BATON ROUGE - A major clean-up project is underway at a cemetery that's been neglected for years.
Sweet Olive Cemetery in Baton Rouge has no source of funding to maintain its gravesites, but residents are happy to see that someone has been cleaning up the place.
Martha Benton and her family have been living behind Sweet Olive in Mid City for more than a decade.
"It looks much better now than it did two weeks ago," Benton told WBRZ.
She says over the past few weeks, a busload of people have been coming by the cemetery.
"I see them cleaning up, cutting and pulling out stuff," Benton said.
But she has no idea who the people are. Her bother, Lionel Benton, has a friend buried in Sweet Olive.
"They buried him over here, and I was part of the funeral," Lionel said. "They deserve to have it cleaned, like all the other cemeteries all around Baton Rouge."
Piles of trash sit at the gate, just waiting to be removed.
Sweet Olive is one of the oldest African American cemeteries in the state, where former slaves are buried. But even though a lot of progress has been made, nearby residents are concerned that once the cemetery is all cleaned up, it won't stay that way for long.
"It'll be okay for a while, then they wait a long time before they come back and it'll be grown up over your head," Benton said.
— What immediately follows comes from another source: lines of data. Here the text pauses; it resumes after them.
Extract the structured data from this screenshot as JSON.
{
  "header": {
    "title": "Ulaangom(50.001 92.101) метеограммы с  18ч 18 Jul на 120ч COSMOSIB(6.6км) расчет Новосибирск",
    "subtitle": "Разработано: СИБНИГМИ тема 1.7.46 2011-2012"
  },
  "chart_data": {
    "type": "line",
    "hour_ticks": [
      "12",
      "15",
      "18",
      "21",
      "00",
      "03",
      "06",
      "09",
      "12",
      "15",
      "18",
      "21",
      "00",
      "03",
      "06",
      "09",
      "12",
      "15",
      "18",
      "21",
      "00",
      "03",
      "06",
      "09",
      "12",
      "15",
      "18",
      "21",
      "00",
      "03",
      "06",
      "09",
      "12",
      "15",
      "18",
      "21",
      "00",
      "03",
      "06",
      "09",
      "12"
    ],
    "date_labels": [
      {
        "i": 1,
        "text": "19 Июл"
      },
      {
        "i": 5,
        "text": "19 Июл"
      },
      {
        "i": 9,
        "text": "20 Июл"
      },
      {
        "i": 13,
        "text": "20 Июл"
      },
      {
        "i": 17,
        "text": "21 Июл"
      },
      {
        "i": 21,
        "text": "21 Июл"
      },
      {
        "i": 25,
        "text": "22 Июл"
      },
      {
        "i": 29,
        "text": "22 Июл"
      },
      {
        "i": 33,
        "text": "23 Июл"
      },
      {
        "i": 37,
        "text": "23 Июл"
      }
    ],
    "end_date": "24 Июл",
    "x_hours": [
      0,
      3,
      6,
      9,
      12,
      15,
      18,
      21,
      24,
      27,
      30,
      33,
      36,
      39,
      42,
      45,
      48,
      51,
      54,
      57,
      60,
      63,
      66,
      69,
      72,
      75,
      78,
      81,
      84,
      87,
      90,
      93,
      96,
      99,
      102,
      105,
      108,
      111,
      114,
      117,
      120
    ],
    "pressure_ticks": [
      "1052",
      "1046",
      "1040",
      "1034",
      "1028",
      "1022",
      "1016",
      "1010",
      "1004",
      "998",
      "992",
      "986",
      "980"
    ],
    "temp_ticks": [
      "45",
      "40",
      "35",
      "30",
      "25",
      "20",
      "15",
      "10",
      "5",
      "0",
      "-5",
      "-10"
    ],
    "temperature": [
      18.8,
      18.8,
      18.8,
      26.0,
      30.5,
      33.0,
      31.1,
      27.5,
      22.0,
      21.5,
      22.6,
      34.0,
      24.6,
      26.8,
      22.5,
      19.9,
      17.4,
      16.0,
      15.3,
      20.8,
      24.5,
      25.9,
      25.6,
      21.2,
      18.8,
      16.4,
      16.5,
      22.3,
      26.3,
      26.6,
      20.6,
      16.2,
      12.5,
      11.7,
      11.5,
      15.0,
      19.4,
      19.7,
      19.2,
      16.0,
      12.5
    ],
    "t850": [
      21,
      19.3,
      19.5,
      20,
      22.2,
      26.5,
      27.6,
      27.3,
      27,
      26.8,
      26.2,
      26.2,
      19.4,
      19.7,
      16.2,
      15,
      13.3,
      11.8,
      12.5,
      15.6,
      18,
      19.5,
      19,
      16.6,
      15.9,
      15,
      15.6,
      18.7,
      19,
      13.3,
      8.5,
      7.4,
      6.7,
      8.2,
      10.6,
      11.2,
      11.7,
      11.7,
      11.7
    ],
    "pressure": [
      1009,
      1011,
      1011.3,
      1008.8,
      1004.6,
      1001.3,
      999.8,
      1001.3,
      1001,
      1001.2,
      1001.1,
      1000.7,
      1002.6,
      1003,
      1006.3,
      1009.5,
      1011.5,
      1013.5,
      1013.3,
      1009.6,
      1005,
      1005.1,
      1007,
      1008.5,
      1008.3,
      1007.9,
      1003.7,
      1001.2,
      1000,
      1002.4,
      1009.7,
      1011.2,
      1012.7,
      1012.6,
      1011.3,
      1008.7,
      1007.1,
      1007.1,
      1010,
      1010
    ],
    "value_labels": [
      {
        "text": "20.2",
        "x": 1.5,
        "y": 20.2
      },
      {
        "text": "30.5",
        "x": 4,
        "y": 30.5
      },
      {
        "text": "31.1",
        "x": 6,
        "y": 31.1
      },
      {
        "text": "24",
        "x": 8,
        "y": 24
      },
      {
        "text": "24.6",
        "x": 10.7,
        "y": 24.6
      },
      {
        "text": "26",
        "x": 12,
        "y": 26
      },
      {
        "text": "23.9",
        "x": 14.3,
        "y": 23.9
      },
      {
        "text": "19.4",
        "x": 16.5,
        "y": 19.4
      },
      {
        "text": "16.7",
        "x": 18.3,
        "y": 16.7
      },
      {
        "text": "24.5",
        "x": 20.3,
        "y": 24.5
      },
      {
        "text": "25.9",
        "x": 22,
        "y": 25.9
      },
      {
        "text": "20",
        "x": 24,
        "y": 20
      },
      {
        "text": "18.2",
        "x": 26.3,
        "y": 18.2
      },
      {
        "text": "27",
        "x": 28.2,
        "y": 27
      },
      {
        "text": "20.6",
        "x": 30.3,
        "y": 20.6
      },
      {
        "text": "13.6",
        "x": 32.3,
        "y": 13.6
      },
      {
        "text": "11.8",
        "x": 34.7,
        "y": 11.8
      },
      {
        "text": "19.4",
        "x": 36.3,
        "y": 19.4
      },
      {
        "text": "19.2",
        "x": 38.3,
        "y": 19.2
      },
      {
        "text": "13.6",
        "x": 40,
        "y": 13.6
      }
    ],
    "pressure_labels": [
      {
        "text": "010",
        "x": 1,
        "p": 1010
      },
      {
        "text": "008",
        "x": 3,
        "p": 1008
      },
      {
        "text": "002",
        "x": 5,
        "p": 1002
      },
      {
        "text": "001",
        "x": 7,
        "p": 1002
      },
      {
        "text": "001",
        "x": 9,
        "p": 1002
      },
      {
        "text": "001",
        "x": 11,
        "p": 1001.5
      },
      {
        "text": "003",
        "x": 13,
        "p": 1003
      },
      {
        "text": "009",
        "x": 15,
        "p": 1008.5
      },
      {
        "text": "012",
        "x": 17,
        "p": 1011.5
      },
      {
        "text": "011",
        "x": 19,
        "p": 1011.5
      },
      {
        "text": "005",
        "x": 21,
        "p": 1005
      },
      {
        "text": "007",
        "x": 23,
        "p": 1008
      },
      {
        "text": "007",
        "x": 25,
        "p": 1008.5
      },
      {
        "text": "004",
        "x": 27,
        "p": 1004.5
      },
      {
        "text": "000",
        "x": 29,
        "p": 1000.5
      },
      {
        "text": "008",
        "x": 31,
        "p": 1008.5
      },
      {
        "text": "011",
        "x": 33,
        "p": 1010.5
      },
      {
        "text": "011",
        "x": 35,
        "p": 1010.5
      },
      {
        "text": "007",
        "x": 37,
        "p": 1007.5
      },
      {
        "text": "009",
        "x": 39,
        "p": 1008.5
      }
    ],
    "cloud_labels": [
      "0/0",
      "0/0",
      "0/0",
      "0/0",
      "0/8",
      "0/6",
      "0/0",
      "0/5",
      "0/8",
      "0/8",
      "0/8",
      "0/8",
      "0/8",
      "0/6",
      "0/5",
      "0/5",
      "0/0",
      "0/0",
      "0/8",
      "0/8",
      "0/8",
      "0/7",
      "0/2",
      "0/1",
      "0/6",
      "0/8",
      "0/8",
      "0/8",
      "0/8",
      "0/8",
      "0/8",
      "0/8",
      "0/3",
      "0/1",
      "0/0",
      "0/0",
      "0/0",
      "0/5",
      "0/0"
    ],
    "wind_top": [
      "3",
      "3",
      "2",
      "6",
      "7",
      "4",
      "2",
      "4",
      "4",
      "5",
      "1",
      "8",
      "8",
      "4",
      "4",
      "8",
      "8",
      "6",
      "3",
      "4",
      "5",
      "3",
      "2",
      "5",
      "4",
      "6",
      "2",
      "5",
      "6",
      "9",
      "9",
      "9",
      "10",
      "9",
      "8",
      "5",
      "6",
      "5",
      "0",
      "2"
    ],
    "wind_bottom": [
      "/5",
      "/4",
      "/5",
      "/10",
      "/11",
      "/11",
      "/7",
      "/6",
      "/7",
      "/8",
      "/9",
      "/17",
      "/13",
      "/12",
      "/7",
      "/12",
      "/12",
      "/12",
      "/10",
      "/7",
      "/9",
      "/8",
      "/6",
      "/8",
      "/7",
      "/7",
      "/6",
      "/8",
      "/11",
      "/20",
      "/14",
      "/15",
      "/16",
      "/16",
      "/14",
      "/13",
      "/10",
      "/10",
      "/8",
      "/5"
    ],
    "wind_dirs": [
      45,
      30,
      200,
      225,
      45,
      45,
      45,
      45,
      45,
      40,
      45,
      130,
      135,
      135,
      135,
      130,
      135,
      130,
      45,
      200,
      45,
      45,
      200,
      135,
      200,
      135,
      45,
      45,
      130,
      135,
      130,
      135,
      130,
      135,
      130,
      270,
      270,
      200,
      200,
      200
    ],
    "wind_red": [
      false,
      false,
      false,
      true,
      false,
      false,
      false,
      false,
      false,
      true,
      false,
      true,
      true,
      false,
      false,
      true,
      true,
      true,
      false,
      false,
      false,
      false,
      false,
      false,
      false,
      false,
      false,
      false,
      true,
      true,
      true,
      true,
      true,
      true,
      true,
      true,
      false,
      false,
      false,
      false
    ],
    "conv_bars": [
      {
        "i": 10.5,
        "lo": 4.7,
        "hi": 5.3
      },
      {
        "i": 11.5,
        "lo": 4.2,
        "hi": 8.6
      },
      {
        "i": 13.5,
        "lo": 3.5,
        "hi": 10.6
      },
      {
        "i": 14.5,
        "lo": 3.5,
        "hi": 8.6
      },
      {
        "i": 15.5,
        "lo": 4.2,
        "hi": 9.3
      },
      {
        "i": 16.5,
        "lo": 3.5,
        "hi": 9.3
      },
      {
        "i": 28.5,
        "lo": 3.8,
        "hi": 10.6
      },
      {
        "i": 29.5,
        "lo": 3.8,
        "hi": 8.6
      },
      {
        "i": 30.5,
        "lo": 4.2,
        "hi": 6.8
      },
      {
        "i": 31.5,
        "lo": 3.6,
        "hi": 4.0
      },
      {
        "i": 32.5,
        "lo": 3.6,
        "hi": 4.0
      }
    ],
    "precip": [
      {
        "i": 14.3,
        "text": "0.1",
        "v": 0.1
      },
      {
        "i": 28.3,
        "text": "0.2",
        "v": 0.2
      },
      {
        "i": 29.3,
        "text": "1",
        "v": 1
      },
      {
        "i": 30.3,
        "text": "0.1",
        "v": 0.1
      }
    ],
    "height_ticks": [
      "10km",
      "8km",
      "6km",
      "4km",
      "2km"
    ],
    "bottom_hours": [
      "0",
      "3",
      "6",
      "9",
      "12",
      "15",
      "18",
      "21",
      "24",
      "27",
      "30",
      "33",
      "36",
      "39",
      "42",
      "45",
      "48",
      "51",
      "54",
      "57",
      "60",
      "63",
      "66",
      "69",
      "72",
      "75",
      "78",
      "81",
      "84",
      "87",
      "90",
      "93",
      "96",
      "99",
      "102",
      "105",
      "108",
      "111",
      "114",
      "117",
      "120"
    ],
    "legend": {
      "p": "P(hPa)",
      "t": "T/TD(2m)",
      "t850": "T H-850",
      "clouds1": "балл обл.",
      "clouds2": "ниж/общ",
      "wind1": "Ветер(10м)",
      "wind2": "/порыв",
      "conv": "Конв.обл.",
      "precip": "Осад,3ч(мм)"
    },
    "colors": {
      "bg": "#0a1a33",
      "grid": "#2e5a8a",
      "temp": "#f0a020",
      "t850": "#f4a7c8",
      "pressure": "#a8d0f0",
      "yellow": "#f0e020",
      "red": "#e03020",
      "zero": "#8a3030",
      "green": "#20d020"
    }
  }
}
Over the years, several groups have volunteered at the cemetery, but the clean-up efforts have only been a temporary fix.